Page and application data records:
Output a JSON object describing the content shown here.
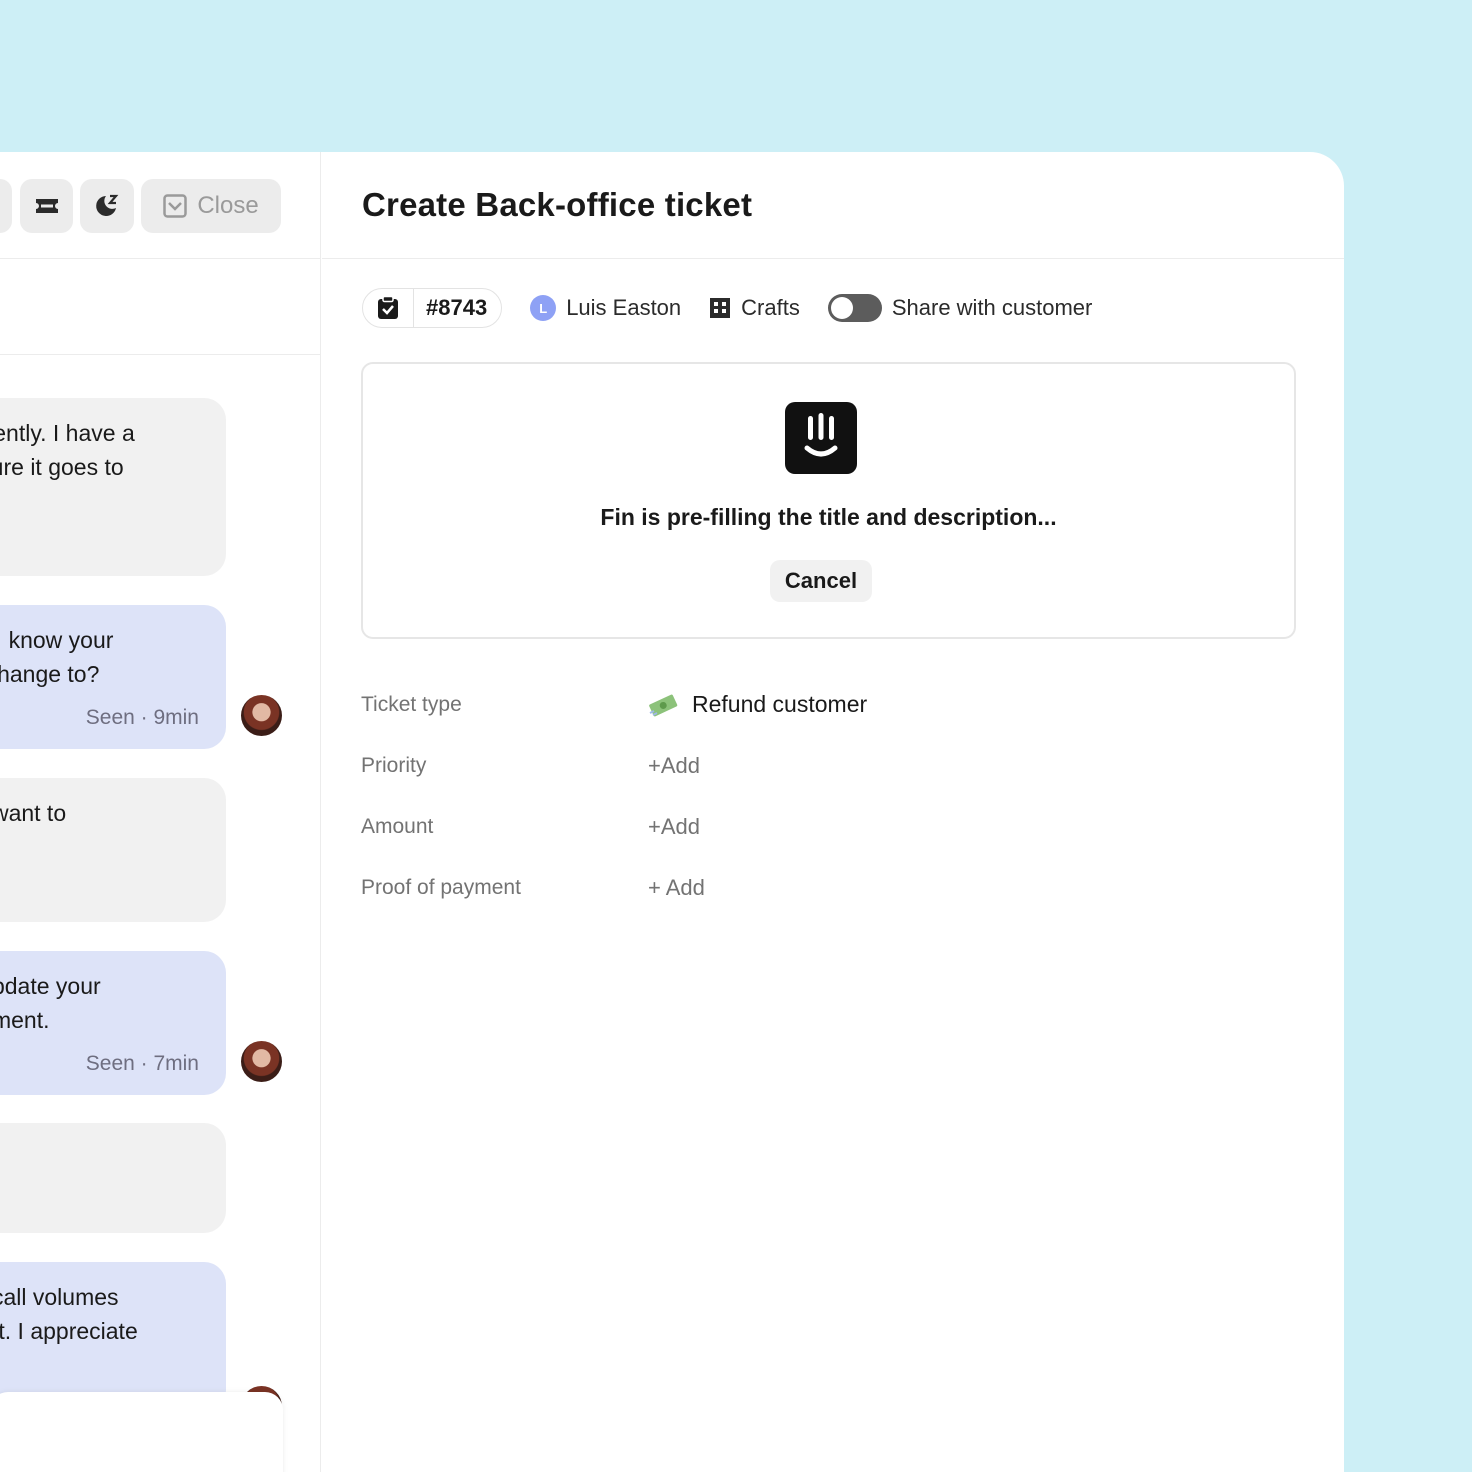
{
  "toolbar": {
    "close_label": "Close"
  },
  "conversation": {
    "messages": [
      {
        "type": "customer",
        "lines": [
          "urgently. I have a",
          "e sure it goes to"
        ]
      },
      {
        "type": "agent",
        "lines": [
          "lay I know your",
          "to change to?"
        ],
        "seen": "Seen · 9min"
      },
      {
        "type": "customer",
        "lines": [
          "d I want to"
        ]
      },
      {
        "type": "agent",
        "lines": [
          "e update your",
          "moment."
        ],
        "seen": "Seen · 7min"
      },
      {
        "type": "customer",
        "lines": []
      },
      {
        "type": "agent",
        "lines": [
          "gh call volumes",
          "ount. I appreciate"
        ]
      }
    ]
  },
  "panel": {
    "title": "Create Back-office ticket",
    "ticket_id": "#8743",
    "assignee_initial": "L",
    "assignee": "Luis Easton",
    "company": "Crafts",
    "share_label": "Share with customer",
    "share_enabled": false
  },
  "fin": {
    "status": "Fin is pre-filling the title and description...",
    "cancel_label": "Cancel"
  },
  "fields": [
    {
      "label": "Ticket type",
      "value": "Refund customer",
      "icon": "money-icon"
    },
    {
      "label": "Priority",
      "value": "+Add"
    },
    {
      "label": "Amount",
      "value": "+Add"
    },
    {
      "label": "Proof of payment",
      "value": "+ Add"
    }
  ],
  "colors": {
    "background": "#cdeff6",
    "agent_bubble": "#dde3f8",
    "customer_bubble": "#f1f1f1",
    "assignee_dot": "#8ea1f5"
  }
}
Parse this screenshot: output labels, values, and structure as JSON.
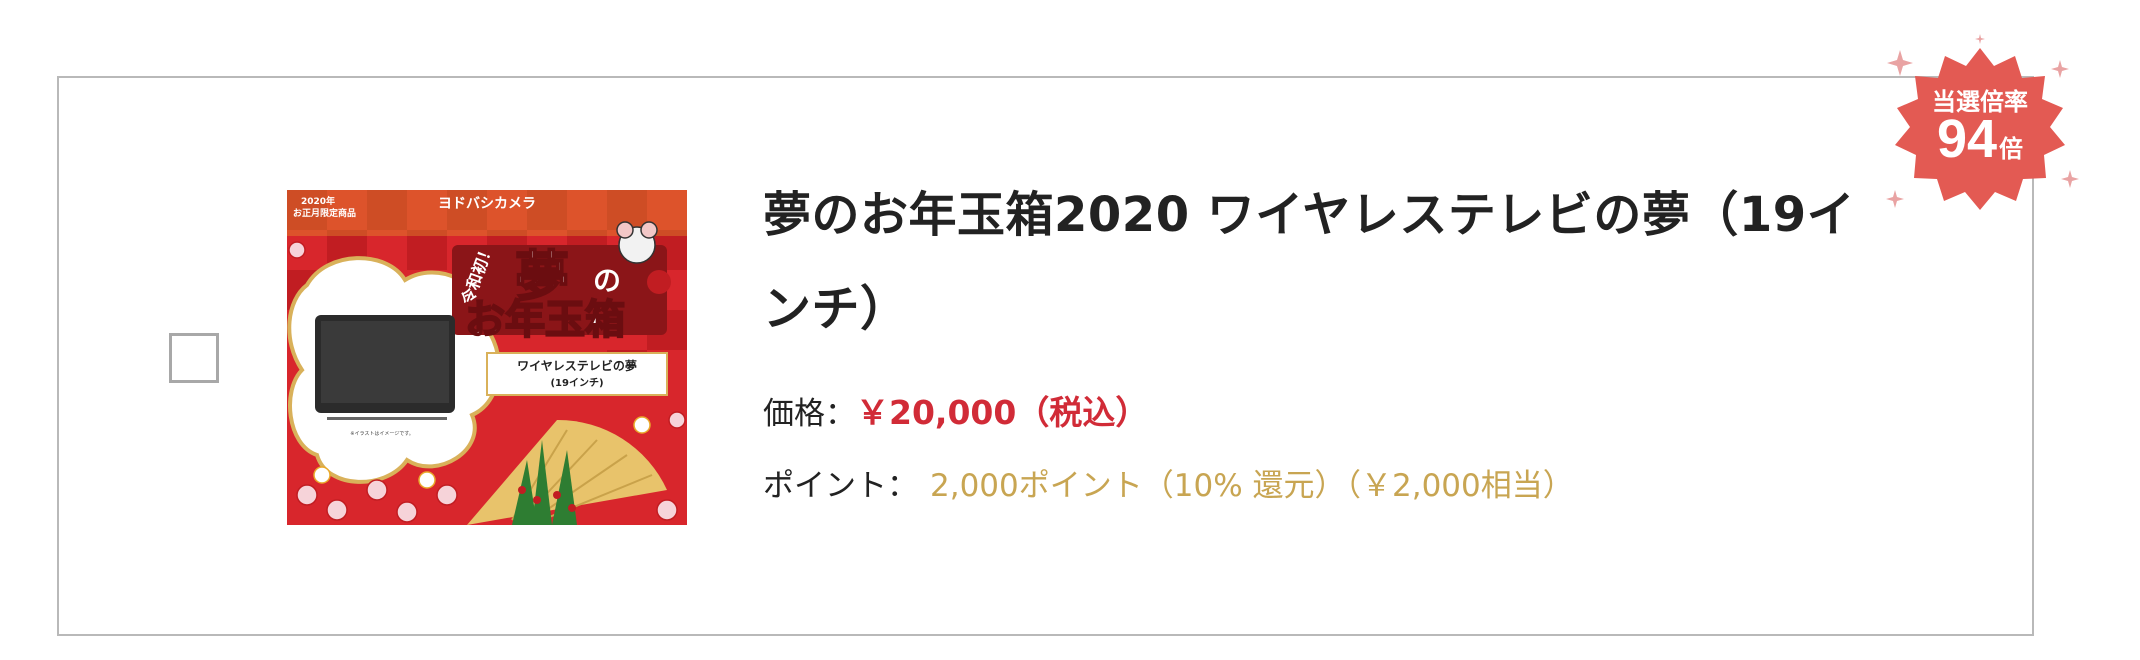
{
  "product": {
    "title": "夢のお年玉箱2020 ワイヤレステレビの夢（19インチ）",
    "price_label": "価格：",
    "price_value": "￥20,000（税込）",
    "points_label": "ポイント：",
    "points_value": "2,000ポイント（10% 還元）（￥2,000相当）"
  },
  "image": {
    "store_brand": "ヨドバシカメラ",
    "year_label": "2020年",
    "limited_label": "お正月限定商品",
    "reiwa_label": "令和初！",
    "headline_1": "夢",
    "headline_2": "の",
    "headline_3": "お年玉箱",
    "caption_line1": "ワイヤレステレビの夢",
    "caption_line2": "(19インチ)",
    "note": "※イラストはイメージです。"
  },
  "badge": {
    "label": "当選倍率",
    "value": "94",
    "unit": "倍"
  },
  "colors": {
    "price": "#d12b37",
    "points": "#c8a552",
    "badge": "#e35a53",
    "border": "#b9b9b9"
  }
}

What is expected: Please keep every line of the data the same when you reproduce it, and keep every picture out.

Exercise answer:
Output a JSON object describing the content shown here.
{
  "toolbar": {
    "close_label": "Close"
  },
  "conversation": {
    "messages": [
      {
        "type": "customer",
        "lines": [
          "urgently. I have a",
          "e sure it goes to"
        ]
      },
      {
        "type": "agent",
        "lines": [
          "lay I know your",
          "to change to?"
        ],
        "seen": "Seen · 9min"
      },
      {
        "type": "customer",
        "lines": [
          "d I want to"
        ]
      },
      {
        "type": "agent",
        "lines": [
          "e update your",
          "moment."
        ],
        "seen": "Seen · 7min"
      },
      {
        "type": "customer",
        "lines": []
      },
      {
        "type": "agent",
        "lines": [
          "gh call volumes",
          "ount. I appreciate"
        ]
      }
    ]
  },
  "panel": {
    "title": "Create Back-office ticket",
    "ticket_id": "#8743",
    "assignee_initial": "L",
    "assignee": "Luis Easton",
    "company": "Crafts",
    "share_label": "Share with customer",
    "share_enabled": false
  },
  "fin": {
    "status": "Fin is pre-filling the title and description...",
    "cancel_label": "Cancel"
  },
  "fields": [
    {
      "label": "Ticket type",
      "value": "Refund customer",
      "icon": "money-icon"
    },
    {
      "label": "Priority",
      "value": "+Add"
    },
    {
      "label": "Amount",
      "value": "+Add"
    },
    {
      "label": "Proof of payment",
      "value": "+ Add"
    }
  ],
  "colors": {
    "background": "#cdeff6",
    "agent_bubble": "#dde3f8",
    "customer_bubble": "#f1f1f1",
    "assignee_dot": "#8ea1f5"
  }
}
Parse this screenshot: output labels, values, and structure as JSON.
{
  "product": {
    "title": "夢のお年玉箱2020 ワイヤレステレビの夢（19インチ）",
    "price_label": "価格：",
    "price_value": "￥20,000（税込）",
    "points_label": "ポイント：",
    "points_value": "2,000ポイント（10% 還元）（￥2,000相当）"
  },
  "image": {
    "store_brand": "ヨドバシカメラ",
    "year_label": "2020年",
    "limited_label": "お正月限定商品",
    "reiwa_label": "令和初！",
    "headline_1": "夢",
    "headline_2": "の",
    "headline_3": "お年玉箱",
    "caption_line1": "ワイヤレステレビの夢",
    "caption_line2": "(19インチ)",
    "note": "※イラストはイメージです。"
  },
  "badge": {
    "label": "当選倍率",
    "value": "94",
    "unit": "倍"
  },
  "colors": {
    "price": "#d12b37",
    "points": "#c8a552",
    "badge": "#e35a53",
    "border": "#b9b9b9"
  }
}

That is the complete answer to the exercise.